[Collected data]
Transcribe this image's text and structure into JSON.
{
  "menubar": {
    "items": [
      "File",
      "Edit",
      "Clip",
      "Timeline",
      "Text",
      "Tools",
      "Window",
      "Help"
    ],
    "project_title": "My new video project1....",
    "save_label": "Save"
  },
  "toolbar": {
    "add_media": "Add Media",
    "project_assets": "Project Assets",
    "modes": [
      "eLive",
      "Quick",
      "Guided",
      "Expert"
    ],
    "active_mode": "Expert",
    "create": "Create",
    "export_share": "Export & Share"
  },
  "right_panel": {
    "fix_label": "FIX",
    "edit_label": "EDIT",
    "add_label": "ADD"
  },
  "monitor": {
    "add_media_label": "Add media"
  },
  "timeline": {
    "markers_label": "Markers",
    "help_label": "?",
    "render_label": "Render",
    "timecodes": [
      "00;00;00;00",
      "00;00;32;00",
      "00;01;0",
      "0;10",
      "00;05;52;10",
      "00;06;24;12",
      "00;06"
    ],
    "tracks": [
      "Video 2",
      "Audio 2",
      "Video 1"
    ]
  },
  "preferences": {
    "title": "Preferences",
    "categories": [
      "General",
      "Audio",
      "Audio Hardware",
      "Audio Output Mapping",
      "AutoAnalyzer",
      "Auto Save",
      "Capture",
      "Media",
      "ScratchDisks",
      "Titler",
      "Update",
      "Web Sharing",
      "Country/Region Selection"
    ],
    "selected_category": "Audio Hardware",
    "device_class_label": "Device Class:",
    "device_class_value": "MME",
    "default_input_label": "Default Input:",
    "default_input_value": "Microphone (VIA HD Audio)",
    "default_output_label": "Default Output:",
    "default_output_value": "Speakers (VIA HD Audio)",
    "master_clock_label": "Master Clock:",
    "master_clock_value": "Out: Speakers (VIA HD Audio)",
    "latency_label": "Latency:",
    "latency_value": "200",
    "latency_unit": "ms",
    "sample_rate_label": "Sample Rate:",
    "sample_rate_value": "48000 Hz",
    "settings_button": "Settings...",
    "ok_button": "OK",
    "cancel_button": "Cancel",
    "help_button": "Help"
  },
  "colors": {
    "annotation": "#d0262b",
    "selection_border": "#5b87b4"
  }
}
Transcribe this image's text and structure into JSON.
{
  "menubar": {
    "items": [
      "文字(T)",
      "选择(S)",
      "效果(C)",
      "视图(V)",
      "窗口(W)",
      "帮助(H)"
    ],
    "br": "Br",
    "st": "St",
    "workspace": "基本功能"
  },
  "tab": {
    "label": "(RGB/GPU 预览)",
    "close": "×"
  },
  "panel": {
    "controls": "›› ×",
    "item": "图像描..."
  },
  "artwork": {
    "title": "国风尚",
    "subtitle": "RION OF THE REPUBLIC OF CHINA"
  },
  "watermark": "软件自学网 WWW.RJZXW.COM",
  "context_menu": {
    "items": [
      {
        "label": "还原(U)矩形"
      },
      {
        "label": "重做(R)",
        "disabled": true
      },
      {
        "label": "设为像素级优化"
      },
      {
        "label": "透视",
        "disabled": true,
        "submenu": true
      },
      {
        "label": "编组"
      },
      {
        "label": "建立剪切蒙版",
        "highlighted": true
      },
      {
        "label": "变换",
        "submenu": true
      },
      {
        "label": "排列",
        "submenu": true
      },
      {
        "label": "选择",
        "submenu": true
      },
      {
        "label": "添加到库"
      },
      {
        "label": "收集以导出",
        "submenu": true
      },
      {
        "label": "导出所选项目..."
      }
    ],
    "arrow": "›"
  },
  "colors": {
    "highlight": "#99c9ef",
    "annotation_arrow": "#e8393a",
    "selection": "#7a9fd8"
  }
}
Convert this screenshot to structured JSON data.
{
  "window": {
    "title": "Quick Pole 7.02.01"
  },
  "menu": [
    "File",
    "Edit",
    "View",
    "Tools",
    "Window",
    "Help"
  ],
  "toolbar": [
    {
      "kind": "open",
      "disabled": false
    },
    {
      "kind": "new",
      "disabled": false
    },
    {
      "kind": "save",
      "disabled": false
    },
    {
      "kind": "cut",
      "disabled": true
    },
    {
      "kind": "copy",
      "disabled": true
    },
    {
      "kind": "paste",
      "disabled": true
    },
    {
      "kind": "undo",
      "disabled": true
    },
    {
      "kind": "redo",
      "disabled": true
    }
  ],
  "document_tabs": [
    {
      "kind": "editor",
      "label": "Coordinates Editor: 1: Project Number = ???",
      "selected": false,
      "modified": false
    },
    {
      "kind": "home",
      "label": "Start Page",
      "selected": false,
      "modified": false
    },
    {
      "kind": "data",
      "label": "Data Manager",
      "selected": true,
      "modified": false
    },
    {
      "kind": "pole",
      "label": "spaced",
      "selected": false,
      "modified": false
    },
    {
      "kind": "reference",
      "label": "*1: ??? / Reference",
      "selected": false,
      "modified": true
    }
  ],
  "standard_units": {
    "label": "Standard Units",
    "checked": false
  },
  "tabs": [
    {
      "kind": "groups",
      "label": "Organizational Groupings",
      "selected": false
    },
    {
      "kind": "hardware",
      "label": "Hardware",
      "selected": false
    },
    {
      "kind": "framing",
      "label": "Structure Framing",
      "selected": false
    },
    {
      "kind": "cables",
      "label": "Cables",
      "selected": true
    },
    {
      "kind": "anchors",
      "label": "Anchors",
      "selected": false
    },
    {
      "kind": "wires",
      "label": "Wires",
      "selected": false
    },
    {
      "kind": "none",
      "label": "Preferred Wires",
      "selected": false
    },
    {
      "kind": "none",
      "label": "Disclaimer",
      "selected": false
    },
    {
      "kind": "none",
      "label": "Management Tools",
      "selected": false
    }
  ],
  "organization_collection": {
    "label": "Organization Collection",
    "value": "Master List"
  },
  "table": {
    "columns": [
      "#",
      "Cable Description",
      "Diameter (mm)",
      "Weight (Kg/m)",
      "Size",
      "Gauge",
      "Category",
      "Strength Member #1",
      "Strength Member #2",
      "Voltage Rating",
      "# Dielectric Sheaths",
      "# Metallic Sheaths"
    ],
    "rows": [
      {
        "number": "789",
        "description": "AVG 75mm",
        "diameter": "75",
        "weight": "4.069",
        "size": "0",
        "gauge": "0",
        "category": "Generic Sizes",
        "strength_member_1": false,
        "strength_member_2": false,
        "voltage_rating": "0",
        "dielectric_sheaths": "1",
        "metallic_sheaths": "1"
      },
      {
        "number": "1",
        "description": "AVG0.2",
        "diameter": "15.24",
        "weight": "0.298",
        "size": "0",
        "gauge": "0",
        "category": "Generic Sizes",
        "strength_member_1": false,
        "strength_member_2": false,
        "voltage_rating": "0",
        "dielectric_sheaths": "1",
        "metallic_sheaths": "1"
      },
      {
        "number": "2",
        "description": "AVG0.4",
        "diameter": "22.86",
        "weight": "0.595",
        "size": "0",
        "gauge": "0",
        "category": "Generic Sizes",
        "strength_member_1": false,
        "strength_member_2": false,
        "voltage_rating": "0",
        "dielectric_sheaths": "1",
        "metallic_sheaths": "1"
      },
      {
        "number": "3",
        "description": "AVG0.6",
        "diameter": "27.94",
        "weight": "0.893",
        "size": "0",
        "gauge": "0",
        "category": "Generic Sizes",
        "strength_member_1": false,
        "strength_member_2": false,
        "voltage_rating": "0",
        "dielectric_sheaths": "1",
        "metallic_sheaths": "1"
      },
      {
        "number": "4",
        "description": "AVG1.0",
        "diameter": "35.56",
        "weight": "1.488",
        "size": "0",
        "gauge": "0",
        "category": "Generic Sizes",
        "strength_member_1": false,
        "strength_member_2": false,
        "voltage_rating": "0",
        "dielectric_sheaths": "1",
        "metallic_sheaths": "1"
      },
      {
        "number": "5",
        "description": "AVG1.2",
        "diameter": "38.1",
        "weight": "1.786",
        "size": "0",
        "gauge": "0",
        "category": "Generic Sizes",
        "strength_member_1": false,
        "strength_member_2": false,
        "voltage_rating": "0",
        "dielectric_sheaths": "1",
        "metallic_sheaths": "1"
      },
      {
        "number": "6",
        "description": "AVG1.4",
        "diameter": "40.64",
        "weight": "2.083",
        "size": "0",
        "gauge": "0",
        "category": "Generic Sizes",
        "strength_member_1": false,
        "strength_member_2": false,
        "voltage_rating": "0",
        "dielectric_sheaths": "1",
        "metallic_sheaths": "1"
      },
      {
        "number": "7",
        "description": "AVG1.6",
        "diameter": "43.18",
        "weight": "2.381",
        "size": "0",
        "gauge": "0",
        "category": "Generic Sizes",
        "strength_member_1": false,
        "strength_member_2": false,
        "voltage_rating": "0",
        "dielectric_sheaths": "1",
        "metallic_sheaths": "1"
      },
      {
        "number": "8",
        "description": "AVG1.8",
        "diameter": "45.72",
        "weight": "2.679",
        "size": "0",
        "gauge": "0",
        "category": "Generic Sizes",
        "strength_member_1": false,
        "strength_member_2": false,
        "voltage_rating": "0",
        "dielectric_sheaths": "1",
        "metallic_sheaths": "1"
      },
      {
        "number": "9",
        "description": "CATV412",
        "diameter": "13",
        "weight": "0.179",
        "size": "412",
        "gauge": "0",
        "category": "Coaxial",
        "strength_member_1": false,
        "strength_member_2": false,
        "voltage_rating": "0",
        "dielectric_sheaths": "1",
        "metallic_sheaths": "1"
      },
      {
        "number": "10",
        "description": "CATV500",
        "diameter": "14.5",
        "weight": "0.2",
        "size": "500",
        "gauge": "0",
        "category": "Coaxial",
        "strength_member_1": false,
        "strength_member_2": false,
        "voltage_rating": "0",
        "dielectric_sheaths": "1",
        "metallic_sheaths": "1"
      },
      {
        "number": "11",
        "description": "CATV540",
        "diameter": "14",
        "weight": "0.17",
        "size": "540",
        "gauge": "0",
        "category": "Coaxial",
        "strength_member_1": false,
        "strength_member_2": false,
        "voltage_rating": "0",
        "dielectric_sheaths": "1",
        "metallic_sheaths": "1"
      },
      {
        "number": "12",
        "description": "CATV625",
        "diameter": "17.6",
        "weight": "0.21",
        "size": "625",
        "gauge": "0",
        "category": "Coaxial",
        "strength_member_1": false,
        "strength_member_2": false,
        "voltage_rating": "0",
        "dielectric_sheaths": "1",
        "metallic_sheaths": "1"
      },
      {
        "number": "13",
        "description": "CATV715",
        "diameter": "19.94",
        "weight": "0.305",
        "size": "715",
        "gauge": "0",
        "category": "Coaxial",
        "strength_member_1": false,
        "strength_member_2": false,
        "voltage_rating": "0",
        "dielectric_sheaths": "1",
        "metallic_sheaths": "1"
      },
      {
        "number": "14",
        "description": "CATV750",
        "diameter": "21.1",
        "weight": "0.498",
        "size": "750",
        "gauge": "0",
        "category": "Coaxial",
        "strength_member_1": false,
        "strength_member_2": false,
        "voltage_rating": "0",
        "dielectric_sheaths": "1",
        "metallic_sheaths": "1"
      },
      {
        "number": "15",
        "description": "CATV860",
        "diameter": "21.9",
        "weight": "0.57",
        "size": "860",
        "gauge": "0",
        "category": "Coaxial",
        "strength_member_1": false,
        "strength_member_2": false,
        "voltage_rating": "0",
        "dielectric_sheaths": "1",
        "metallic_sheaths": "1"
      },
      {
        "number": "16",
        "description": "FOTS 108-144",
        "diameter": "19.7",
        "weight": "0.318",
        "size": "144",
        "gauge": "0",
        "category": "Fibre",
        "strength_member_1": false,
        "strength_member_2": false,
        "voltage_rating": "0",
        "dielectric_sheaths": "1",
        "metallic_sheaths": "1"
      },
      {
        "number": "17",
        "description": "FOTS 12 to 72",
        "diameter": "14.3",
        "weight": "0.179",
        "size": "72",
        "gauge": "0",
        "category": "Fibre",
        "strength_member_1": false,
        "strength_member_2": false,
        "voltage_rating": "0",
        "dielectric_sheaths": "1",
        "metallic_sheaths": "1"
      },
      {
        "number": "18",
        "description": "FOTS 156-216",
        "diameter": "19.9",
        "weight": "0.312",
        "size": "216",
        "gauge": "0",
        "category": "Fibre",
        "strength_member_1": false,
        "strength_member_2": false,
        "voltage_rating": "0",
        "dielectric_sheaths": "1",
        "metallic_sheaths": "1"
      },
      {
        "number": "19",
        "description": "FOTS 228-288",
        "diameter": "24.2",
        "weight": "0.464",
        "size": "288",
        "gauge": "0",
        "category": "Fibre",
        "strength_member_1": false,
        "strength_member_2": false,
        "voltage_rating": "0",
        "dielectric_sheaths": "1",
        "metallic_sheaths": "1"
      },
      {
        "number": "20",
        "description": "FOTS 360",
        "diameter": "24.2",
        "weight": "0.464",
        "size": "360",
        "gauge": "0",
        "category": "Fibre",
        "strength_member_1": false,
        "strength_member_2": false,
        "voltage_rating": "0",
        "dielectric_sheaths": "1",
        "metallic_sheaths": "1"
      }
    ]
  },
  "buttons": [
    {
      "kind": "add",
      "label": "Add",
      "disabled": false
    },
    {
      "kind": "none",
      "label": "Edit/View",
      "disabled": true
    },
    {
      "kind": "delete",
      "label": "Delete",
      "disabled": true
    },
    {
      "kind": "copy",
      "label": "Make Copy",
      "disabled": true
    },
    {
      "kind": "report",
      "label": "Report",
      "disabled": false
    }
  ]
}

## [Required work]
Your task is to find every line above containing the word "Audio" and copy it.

## [Reply to the exercise]
      "Audio 2",
      "Audio",
      "Audio Hardware",
      "Audio Output Mapping",
    "selected_category": "Audio Hardware",
    "default_input_value": "Microphone (VIA HD Audio)",
    "default_output_value": "Speakers (VIA HD Audio)",
    "master_clock_value": "Out: Speakers (VIA HD Audio)",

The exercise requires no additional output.